Data excerpts.

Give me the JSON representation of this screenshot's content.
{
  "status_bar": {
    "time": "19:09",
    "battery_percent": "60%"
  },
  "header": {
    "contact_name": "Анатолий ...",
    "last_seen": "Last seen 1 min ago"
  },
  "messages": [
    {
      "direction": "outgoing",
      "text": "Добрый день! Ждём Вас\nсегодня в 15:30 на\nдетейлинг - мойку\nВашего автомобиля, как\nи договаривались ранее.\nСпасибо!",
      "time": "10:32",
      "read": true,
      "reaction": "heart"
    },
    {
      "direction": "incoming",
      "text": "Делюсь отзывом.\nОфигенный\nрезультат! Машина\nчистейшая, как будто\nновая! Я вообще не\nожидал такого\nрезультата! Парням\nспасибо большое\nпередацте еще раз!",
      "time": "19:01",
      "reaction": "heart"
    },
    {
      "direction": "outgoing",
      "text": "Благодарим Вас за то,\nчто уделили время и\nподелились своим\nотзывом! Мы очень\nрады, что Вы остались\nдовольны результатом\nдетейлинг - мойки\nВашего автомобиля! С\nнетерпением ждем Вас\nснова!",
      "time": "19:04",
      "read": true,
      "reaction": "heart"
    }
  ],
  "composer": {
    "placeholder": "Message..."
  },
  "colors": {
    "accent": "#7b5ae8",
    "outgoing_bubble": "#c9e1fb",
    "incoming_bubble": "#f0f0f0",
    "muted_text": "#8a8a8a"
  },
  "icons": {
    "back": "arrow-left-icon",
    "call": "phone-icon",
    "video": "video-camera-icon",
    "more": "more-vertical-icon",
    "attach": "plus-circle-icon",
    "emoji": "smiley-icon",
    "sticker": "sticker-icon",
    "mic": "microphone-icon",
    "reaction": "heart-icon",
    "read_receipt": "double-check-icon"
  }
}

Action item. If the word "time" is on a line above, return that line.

Solution below.
    "time": "19:09",
      "time": "10:32",
      "time": "19:01",
      "time": "19:04",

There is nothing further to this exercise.